*Information supplied*
● ● ● ● ●

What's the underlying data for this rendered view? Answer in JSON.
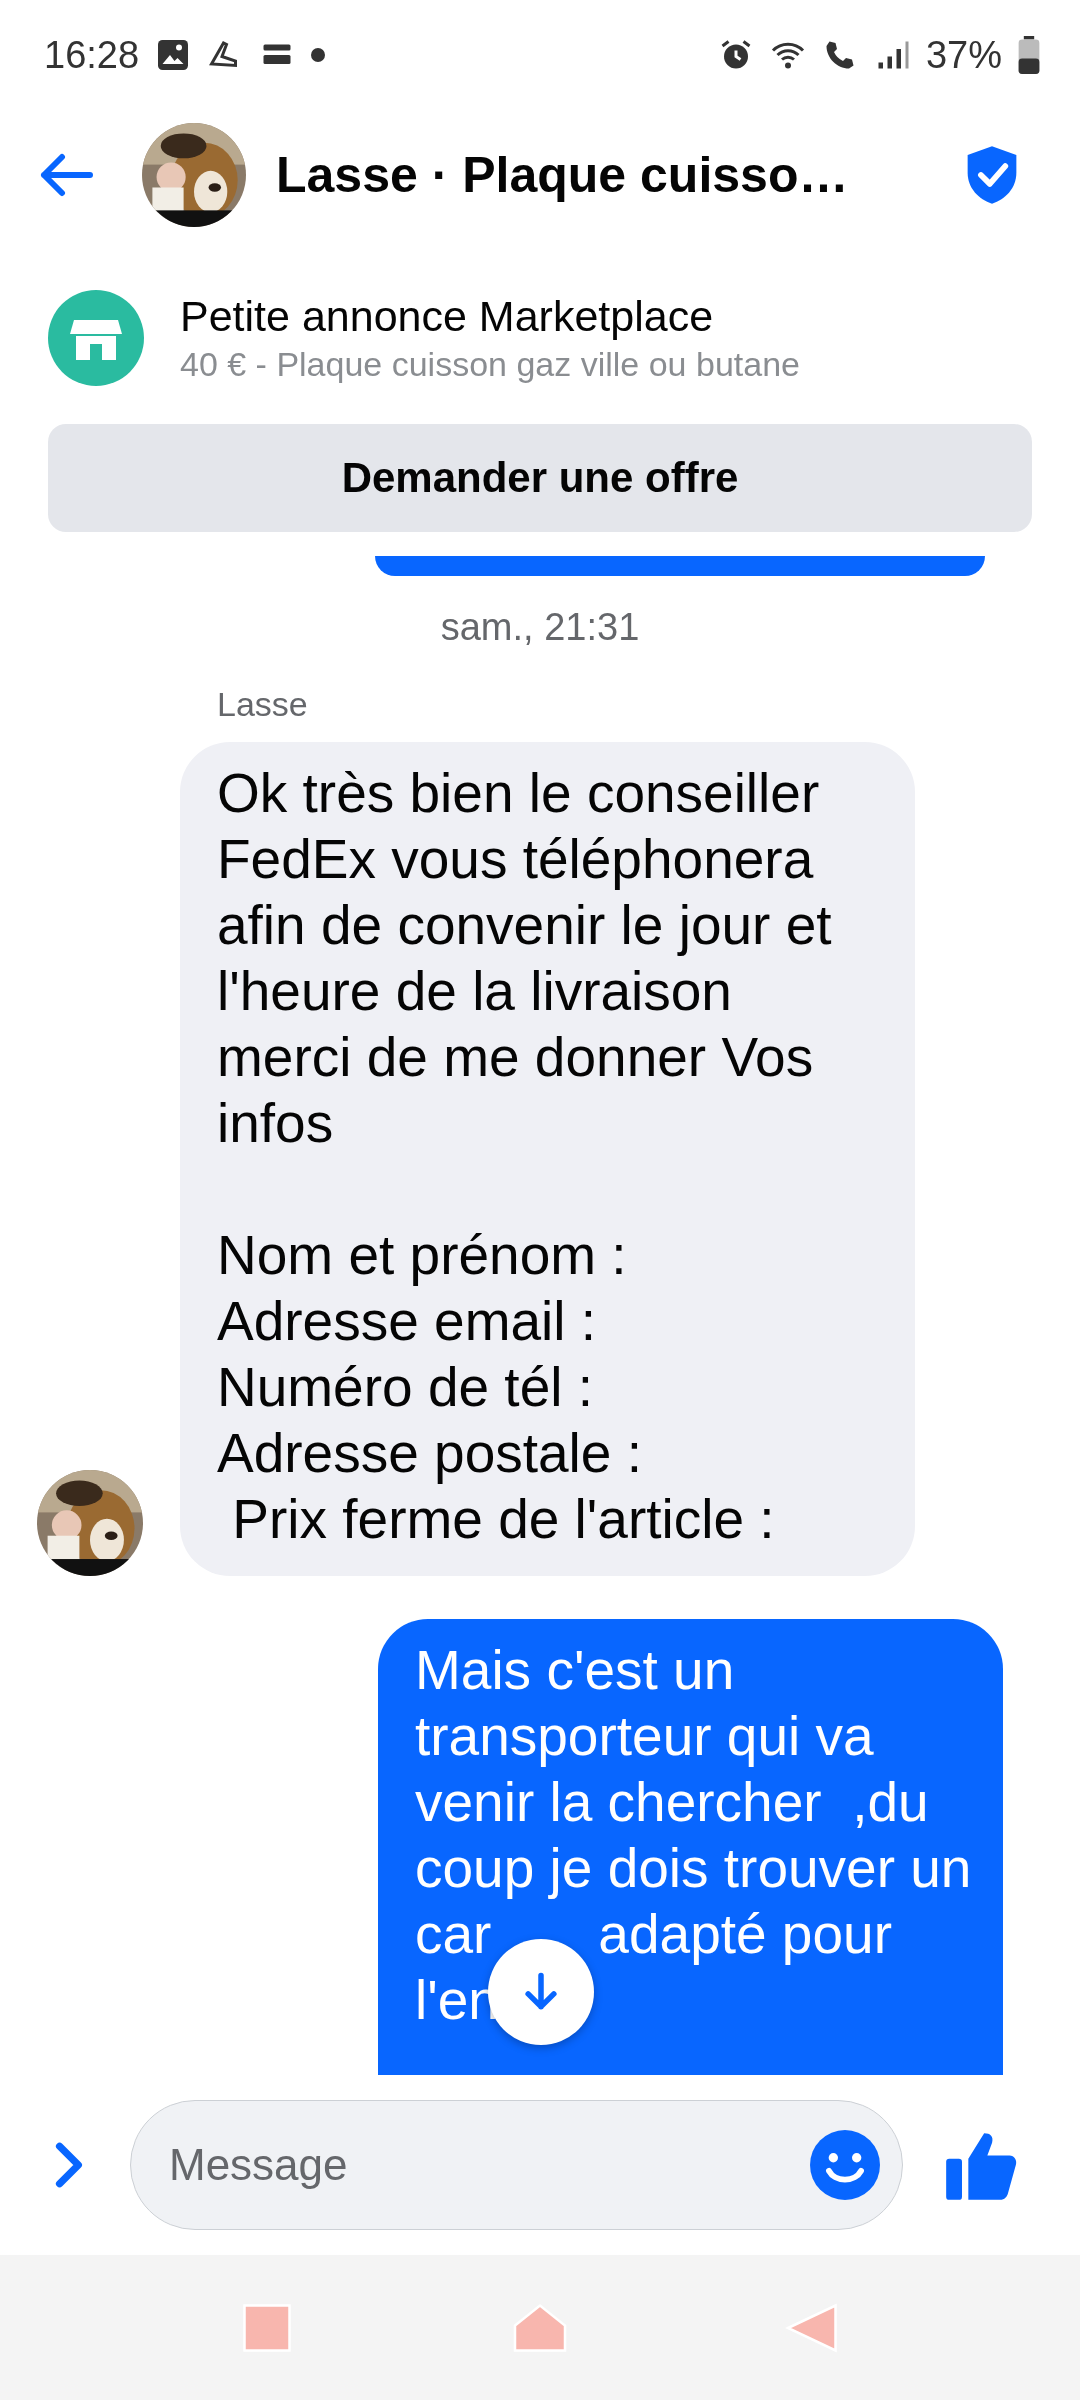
{
  "status_bar": {
    "time": "16:28",
    "battery": "37%"
  },
  "header": {
    "title": "Lasse · Plaque cuisso…"
  },
  "listing": {
    "title": "Petite annonce Marketplace",
    "subtitle": "40 € - Plaque cuisson gaz ville ou butane"
  },
  "offer_button": "Demander une offre",
  "timestamp": "sam., 21:31",
  "messages": [
    {
      "kind": "received",
      "sender": "Lasse",
      "text": "Ok très bien le conseiller FedEx vous téléphonera afin de convenir le jour et l'heure de la livraison merci de me donner Vos infos\n\nNom et prénom :\nAdresse email :\nNuméro de tél :\nAdresse postale :\n Prix ferme de l'article :"
    },
    {
      "kind": "sent",
      "text": "Mais c'est un transporteur qui va venir la chercher  ,du coup je dois trouver un car       adapté pour l'en"
    }
  ],
  "composer": {
    "placeholder": "Message"
  }
}
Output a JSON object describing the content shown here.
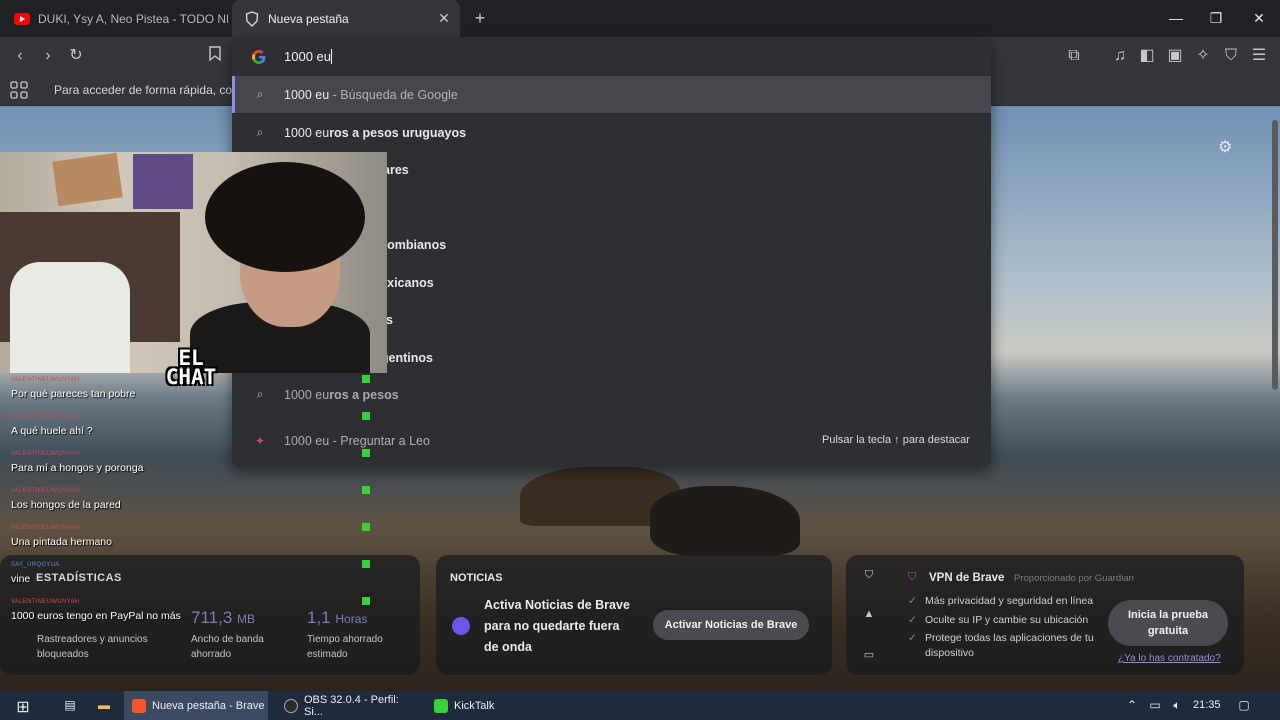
{
  "tabs": [
    {
      "title": "DUKI, Ysy A, Neo Pistea - TODO NEGRO",
      "icon": "youtube-icon"
    },
    {
      "title": "Nueva pestaña",
      "icon": "brave-shield-icon",
      "active": true
    }
  ],
  "toolbar": {
    "omnibox_text": "1000 eu"
  },
  "bookmarks_bar": {
    "hint": "Para acceder de forma rápida, coloca"
  },
  "suggestions": [
    {
      "typed": "1000 eu",
      "rest": "",
      "suffix": "- Búsqueda de Google"
    },
    {
      "typed": "1000 eu",
      "rest": "ros a pesos uruguayos",
      "suffix": ""
    },
    {
      "typed": "",
      "rest": "ares",
      "suffix": ""
    },
    {
      "typed": "",
      "rest": "",
      "suffix": ""
    },
    {
      "typed": "",
      "rest": "os colombianos",
      "suffix": ""
    },
    {
      "typed": "",
      "rest": "os mexicanos",
      "suffix": ""
    },
    {
      "typed": "",
      "rest": "s",
      "suffix": ""
    },
    {
      "typed": "",
      "rest": "os argentinos",
      "suffix": ""
    },
    {
      "typed": "1000 eu",
      "rest": "ros a pesos",
      "suffix": ""
    },
    {
      "typed": "1000 eu",
      "rest": "",
      "suffix": "- Preguntar a Leo"
    }
  ],
  "suggestion_hint": "Pulsar la tecla ↑ para destacar",
  "stats": {
    "title": "ESTADÍSTICAS",
    "items": [
      {
        "value": "",
        "unit": "",
        "label1": "Rastreadores y anuncios",
        "label2": "bloqueados"
      },
      {
        "value": "711,3",
        "unit": "MB",
        "label1": "Ancho de banda",
        "label2": "ahorrado"
      },
      {
        "value": "1,1",
        "unit": "Horas",
        "label1": "Tiempo ahorrado",
        "label2": "estimado"
      }
    ]
  },
  "news": {
    "title": "NOTICIAS",
    "text_lines": [
      "Activa Noticias de Brave",
      "para no quedarte fuera",
      "de onda"
    ],
    "button": "Activar Noticias de Brave"
  },
  "vpn": {
    "title": "VPN de Brave",
    "provider": "Proporcionado por  Guardian",
    "features": [
      "Más privacidad y seguridad en línea",
      "Oculte su IP y cambie su ubicación",
      "Protege todas las aplicaciones de tu",
      "dispositivo"
    ],
    "button_line1": "Inicia la prueba",
    "button_line2": "gratuita",
    "link": "¿Ya lo has contratado?"
  },
  "overlay": {
    "el_chat_line1": "EL",
    "el_chat_line2": "CHAT",
    "messages": [
      {
        "user": "VALENTINEUWUNYAH",
        "text": "Por qué pareces tan pobre"
      },
      {
        "user": "VALENTINEUWUNYAH",
        "text": "A qué huele ahí ?"
      },
      {
        "user": "VALENTINEUWUNYAH",
        "text": "Para mí a hongos y poronga"
      },
      {
        "user": "VALENTINEUWUNYAH",
        "text": "Los hongos de la pared"
      },
      {
        "user": "VALENTINEUWUNYAH",
        "text": "Una pintada hermano"
      },
      {
        "user": "SAY_URQGYUA",
        "text": "vine"
      },
      {
        "user": "VALENTINEUWUNYAH",
        "text": "1000 euros tengo en PayPal no más"
      }
    ]
  },
  "taskbar": {
    "items": [
      {
        "label": "Nueva pestaña - Brave",
        "active": true
      },
      {
        "label": "OBS 32.0.4 - Perfil: Si..."
      },
      {
        "label": "KickTalk"
      }
    ],
    "clock": "21:35"
  },
  "colors": {
    "accent": "#8b90e6",
    "chat_badge": "#38d139",
    "chat_user": "#c94a5a",
    "vpn_brand": "#b53fd0"
  }
}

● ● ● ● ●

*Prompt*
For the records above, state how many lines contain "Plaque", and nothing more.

*Exercise answer*
2